The DTN program at the Liverpool School of Tropical Medicine gives nurses the opportunity to travel, collaborate with peers from around the world, and care for patients facing region-specific challenges. It is a 3-week face-to-face course with pre- and postcourse online study that prepares nurses to work in areas with limited resources. For more information on the DTN program, including scholarship opportunities and contact details, visit:

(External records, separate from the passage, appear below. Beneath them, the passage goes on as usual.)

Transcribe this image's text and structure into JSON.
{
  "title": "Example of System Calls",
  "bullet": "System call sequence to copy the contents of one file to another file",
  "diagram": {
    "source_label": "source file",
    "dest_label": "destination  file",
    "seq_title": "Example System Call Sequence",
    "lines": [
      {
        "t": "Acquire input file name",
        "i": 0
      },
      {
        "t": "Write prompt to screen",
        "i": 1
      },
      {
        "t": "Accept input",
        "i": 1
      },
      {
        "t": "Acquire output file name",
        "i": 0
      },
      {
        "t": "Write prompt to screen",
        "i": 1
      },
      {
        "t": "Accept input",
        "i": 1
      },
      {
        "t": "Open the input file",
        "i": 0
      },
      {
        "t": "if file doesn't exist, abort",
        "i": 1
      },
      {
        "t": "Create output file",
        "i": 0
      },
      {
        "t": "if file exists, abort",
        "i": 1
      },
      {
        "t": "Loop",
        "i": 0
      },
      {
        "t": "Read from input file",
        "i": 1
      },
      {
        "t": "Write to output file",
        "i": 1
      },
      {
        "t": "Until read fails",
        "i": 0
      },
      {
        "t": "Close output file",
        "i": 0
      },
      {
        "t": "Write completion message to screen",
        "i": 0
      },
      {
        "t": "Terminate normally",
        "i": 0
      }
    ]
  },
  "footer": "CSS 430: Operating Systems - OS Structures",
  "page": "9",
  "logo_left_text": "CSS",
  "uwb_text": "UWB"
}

1. Clark M, Raffray M, Hendricks K, Gagnon AJ. Global and public health core competencies for nursing education: a systematic review of essential competencies. Nurse Educ Today. 2016;40:173–180.
2. Ablah E, Biberman DA, Weist EM, et al. Improving global health education: development of a Global Health Competency Model. Am J Trop Med Hyg. 2014;90(3):560–565.
3. Taylor S. ‘Global health’: meaning what. BMJ Glob Health. 2018;3(2):e000843.
    4. Sheikh K, Schneider H, Agyepong IA, Lehmann U, Gilson L. Boundary-spanning: reflections on the practices and principles of global health. BMJ Glob Health. 2016;1(1):e000058.
      5. Frenk J, Gómez-Dantés O, Moon S. From sovereignty to solidarity: a renewed concept of global health for an era of complex interdependence. Lancet. 2014;383(9911):94–97.
      6. Martin K, Mullan Z, Horton R. Overcoming the research to policy gap. Lancet Glob Health. 2019;7(suppl 1):S1–S2.
        7. Adams V, Behague D, Caduff C, Löwy I, Ortega F. Re-imagining global health through social medicine. Glob Public Health. 2019;14(10):1383–1400.
          8. Adams LV, Wagner CM, Nutt CT, Binagwaho A. The future of global health education: training for equity in global health. BMC Med Educ. 2016;16(1):296.
          9. Velji A, Bryant JH. Global health: evolving meanings. Infect Dis Clin North Am. 2011;25(2):299–309.
          10. Koplan JP, Bond TC, Merson MH, et al. Towards a common definition of global health. Lancet. 2009;373(9679):1993–1995.
          11. Jogerst K, Callender B, Adams V, et al. Identifying interprofessional global health competencies for 21st-century health professionals. Ann Glob Health. 2015;81(2):239–247.
          12. Miller A. What is tropical medicine. J Trop Dis. 2013;1(4):1000e106.
          13. World Health Organization. The world health report 2008: primary health care: now more than ever. 2008.
          14. World Health Organization. Accelerating progress on HIV, tuberculosis, malaria, hepatitis and neglected tropical diseases. 2015.
          15. UNICEF. Under-five mortality. 2019.
          16. World Health Organization. Noncommunicable diseases. 2020.
          17. Liverpool School of Tropical Medicine. Diploma in tropical nursing. 2020.
          18. Brame CJ. Flipping the classroom. Vanderbilt University: Center for Teaching. 2013.
          19. Rowley N, Green J. Just-in-time teaching and peer instruction in the flipped classroom to enhance student learning. Educ Pract. 2015;2(1):14–17.
          20. Timperley H, Kaser L, Halbert J. Seminar series 234: a framework for transforming learning in schools: innovation and the spiral of inquiry. Centre for Strategic Education. 2014. Spiral of Inquiry Paper - Timperley Kaser Halbert.pdf.
          21. Steenhoff AP, Crouse HL, Lukolyo H, et al. Partnerships for global child health. Pediatrics. 2017;140(4). pii:e20163823.
          22. Merritt MG Jr,, Railey CJ, Levin SA, Crone RK. Involvement abroad of U.S. academic health centers and major teaching hospitals: the developing landscape. Acad Med. 2008;83(6):541–549.

          diploma in tropical nursing; DTN; education; global health; refugee healthcare; remote medicine; travel nursing; tropical nursing

          Wolters Kluwer Health, Inc. All rights reserved